While predictions abound that Amazon will soon roll out an easy payments system for its ubiquitous voice-activated assistant, are Alexa payments really ready for prime time?
The short answer is not yet — unless banks opt to authenticate the transactions outside Alexa, making them harder to execute.
The main problem is that Alexa can’t yet tell whether a person is who they claim to be. The device can distinguish one user from another, but it is not yet capable of verifying identity.
Many are hopeful that issue can be worked out soon.
“It’s months away, not years,” said Gareth Gaston, executive vice president of omnichannel at U.S. Bank. “This technology is moving very fast. You’ve got three very credible platforms between Amazon, Google and Apple that are all competing for who has the best interaction and who’s going to sell the most devices. That’s great for us and great for customers, because it will help us deliver a better experience through their devices.”
U.S. Bank’s is very interested in helping customers make payments over Amazon’s Alexa, Google’s Assistant and Apple’s Siri, he said.
“We were third to market with Alexa, we’ve done very advanced and active work on Google Assistant and Siri, we really believe that voice is a key way that customers will interact with the bank in the future,” Gaston said. (USAA, Ally Bank, Capital One and TD Bank also have Alexa Skills.)
The bank already lets people do some transactions through its Alexa skill for U.S. Bank products, for instance pay a credit card bill. Customers authenticate the transaction with a verbal PIN code.

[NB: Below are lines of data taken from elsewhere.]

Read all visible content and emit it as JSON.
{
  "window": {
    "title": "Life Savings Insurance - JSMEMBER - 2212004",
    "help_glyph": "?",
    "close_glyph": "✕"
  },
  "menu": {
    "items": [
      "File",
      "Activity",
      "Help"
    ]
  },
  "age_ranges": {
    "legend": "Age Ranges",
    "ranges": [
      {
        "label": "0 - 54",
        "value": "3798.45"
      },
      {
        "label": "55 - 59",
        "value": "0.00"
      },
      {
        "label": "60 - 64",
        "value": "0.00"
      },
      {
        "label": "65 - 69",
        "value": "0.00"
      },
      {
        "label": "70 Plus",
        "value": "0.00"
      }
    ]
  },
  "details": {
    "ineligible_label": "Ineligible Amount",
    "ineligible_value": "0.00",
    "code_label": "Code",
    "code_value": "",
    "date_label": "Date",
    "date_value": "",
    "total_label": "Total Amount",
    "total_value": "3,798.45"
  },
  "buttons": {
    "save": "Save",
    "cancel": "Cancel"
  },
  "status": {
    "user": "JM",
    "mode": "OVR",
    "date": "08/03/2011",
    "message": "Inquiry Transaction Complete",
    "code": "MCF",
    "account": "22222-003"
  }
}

“An internal payment from a U.S. Bank account is less risky but it’s still a fairly bold first step in that world,” Gaston said.